Could you please repeat the data below word for word?
== DATA UNDER STUDY ==
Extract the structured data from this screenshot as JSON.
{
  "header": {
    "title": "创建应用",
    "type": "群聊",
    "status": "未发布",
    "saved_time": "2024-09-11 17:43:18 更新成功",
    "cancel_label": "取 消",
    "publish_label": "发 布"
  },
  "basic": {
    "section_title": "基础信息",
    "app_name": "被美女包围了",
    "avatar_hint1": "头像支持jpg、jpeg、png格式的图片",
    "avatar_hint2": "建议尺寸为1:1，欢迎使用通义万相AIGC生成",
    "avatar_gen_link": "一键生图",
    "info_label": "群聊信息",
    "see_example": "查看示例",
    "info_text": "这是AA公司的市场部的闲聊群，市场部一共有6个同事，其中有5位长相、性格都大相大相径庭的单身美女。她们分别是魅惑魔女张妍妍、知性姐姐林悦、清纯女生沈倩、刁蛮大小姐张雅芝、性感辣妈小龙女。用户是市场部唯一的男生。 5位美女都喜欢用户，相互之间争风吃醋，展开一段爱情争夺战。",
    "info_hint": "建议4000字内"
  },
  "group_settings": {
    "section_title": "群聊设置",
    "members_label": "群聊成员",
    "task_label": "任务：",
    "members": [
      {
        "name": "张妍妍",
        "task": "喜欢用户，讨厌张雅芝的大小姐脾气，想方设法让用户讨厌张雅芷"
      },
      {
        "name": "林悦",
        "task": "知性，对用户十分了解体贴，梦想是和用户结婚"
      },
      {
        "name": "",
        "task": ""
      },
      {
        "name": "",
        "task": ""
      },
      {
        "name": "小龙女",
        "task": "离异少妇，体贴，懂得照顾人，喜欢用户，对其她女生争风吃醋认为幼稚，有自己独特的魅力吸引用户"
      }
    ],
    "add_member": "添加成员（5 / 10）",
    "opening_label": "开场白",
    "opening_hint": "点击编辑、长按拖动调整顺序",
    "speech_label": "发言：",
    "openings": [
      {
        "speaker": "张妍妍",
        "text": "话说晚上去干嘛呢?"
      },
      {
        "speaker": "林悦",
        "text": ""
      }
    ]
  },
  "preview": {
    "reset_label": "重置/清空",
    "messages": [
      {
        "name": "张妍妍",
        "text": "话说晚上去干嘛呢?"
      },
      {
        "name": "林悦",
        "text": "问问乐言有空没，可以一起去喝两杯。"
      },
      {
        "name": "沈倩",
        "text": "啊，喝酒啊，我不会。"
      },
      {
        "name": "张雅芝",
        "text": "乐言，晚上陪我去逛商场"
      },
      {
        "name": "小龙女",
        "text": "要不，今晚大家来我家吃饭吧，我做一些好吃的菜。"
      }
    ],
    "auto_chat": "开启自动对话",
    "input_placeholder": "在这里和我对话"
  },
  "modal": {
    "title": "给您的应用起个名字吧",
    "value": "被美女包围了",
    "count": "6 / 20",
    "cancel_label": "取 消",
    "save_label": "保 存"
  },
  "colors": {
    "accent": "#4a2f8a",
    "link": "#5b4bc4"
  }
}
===
▶ **SOLUTION**:
Extract the structured data from this screenshot as JSON.
{
  "header": {
    "title": "创建应用",
    "type": "群聊",
    "status": "未发布",
    "saved_time": "2024-09-11 17:43:18 更新成功",
    "cancel_label": "取 消",
    "publish_label": "发 布"
  },
  "basic": {
    "section_title": "基础信息",
    "app_name": "被美女包围了",
    "avatar_hint1": "头像支持jpg、jpeg、png格式的图片",
    "avatar_hint2": "建议尺寸为1:1，欢迎使用通义万相AIGC生成",
    "avatar_gen_link": "一键生图",
    "info_label": "群聊信息",
    "see_example": "查看示例",
    "info_text": "这是AA公司的市场部的闲聊群，市场部一共有6个同事，其中有5位长相、性格都大相大相径庭的单身美女。她们分别是魅惑魔女张妍妍、知性姐姐林悦、清纯女生沈倩、刁蛮大小姐张雅芝、性感辣妈小龙女。用户是市场部唯一的男生。 5位美女都喜欢用户，相互之间争风吃醋，展开一段爱情争夺战。",
    "info_hint": "建议4000字内"
  },
  "group_settings": {
    "section_title": "群聊设置",
    "members_label": "群聊成员",
    "task_label": "任务：",
    "members": [
      {
        "name": "张妍妍",
        "task": "喜欢用户，讨厌张雅芝的大小姐脾气，想方设法让用户讨厌张雅芷"
      },
      {
        "name": "林悦",
        "task": "知性，对用户十分了解体贴，梦想是和用户结婚"
      },
      {
        "name": "",
        "task": ""
      },
      {
        "name": "",
        "task": ""
      },
      {
        "name": "小龙女",
        "task": "离异少妇，体贴，懂得照顾人，喜欢用户，对其她女生争风吃醋认为幼稚，有自己独特的魅力吸引用户"
      }
    ],
    "add_member": "添加成员（5 / 10）",
    "opening_label": "开场白",
    "opening_hint": "点击编辑、长按拖动调整顺序",
    "speech_label": "发言：",
    "openings": [
      {
        "speaker": "张妍妍",
        "text": "话说晚上去干嘛呢?"
      },
      {
        "speaker": "林悦",
        "text": ""
      }
    ]
  },
  "preview": {
    "reset_label": "重置/清空",
    "messages": [
      {
        "name": "张妍妍",
        "text": "话说晚上去干嘛呢?"
      },
      {
        "name": "林悦",
        "text": "问问乐言有空没，可以一起去喝两杯。"
      },
      {
        "name": "沈倩",
        "text": "啊，喝酒啊，我不会。"
      },
      {
        "name": "张雅芝",
        "text": "乐言，晚上陪我去逛商场"
      },
      {
        "name": "小龙女",
        "text": "要不，今晚大家来我家吃饭吧，我做一些好吃的菜。"
      }
    ],
    "auto_chat": "开启自动对话",
    "input_placeholder": "在这里和我对话"
  },
  "modal": {
    "title": "给您的应用起个名字吧",
    "value": "被美女包围了",
    "count": "6 / 20",
    "cancel_label": "取 消",
    "save_label": "保 存"
  },
  "colors": {
    "accent": "#4a2f8a",
    "link": "#5b4bc4"
  }
}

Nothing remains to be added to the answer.